Collected data entries:
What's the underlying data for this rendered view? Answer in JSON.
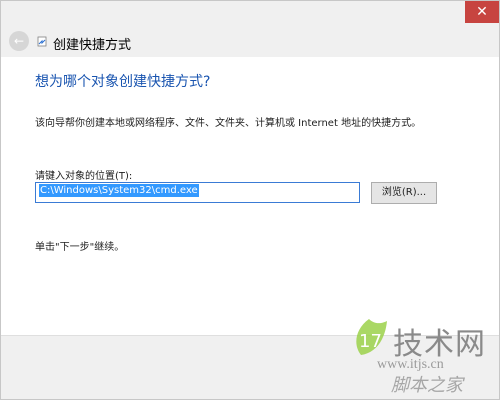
{
  "window": {
    "close_glyph": "✕"
  },
  "header": {
    "back_glyph": "←",
    "title": "创建快捷方式"
  },
  "content": {
    "heading": "想为哪个对象创建快捷方式?",
    "description": "该向导帮你创建本地或网络程序、文件、文件夹、计算机或 Internet 地址的快捷方式。",
    "location_label": "请键入对象的位置(T):",
    "location_value": "C:\\Windows\\System32\\cmd.exe",
    "browse_label": "浏览(R)...",
    "instruction": "单击\"下一步\"继续。"
  },
  "watermark": {
    "brand": "技术网",
    "url": "www.itjs.cn",
    "sub": "脚本之家"
  },
  "colors": {
    "heading": "#1a55b0",
    "close_button": "#c74440",
    "selection": "#3399ff",
    "input_border": "#3a7bd5"
  }
}
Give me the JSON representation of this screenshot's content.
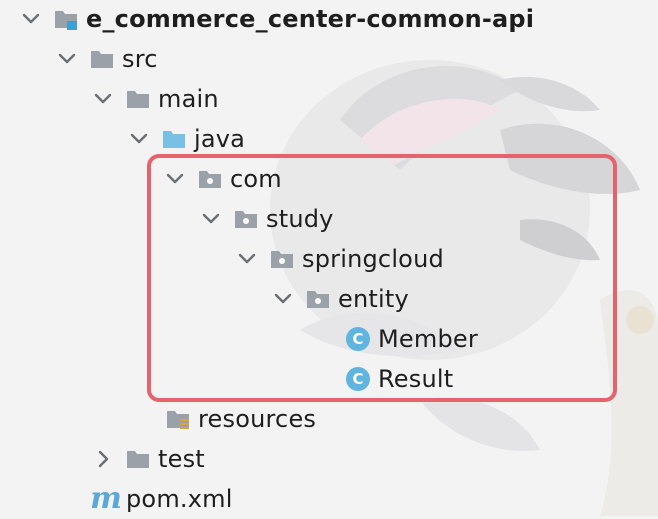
{
  "project_tree": {
    "root": {
      "label": "e_commerce_center-common-api",
      "icon": "module-folder-icon",
      "expanded": true
    },
    "items": [
      {
        "label": "src",
        "icon": "folder-icon",
        "expanded": true
      },
      {
        "label": "main",
        "icon": "folder-icon",
        "expanded": true
      },
      {
        "label": "java",
        "icon": "source-root-folder-icon",
        "expanded": true
      },
      {
        "label": "com",
        "icon": "package-icon",
        "expanded": true
      },
      {
        "label": "study",
        "icon": "package-icon",
        "expanded": true
      },
      {
        "label": "springcloud",
        "icon": "package-icon",
        "expanded": true
      },
      {
        "label": "entity",
        "icon": "package-icon",
        "expanded": true
      },
      {
        "label": "Member",
        "icon": "class-icon",
        "icon_letter": "C"
      },
      {
        "label": "Result",
        "icon": "class-icon",
        "icon_letter": "C"
      },
      {
        "label": "resources",
        "icon": "resources-folder-icon"
      },
      {
        "label": "test",
        "icon": "folder-icon",
        "expanded": false
      },
      {
        "label": "pom.xml",
        "icon": "maven-icon",
        "icon_letter": "m"
      }
    ]
  },
  "colors": {
    "folder": "#9aa1a8",
    "source_root": "#79c0e6",
    "class_icon": "#5fb5dd",
    "highlight_border": "#e5636c"
  }
}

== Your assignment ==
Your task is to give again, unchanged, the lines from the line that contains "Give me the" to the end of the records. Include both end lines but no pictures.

== Problem solution ==
Give me the JSON representation of this screenshot's content.
{
  "project_tree": {
    "root": {
      "label": "e_commerce_center-common-api",
      "icon": "module-folder-icon",
      "expanded": true
    },
    "items": [
      {
        "label": "src",
        "icon": "folder-icon",
        "expanded": true
      },
      {
        "label": "main",
        "icon": "folder-icon",
        "expanded": true
      },
      {
        "label": "java",
        "icon": "source-root-folder-icon",
        "expanded": true
      },
      {
        "label": "com",
        "icon": "package-icon",
        "expanded": true
      },
      {
        "label": "study",
        "icon": "package-icon",
        "expanded": true
      },
      {
        "label": "springcloud",
        "icon": "package-icon",
        "expanded": true
      },
      {
        "label": "entity",
        "icon": "package-icon",
        "expanded": true
      },
      {
        "label": "Member",
        "icon": "class-icon",
        "icon_letter": "C"
      },
      {
        "label": "Result",
        "icon": "class-icon",
        "icon_letter": "C"
      },
      {
        "label": "resources",
        "icon": "resources-folder-icon"
      },
      {
        "label": "test",
        "icon": "folder-icon",
        "expanded": false
      },
      {
        "label": "pom.xml",
        "icon": "maven-icon",
        "icon_letter": "m"
      }
    ]
  },
  "colors": {
    "folder": "#9aa1a8",
    "source_root": "#79c0e6",
    "class_icon": "#5fb5dd",
    "highlight_border": "#e5636c"
  }
}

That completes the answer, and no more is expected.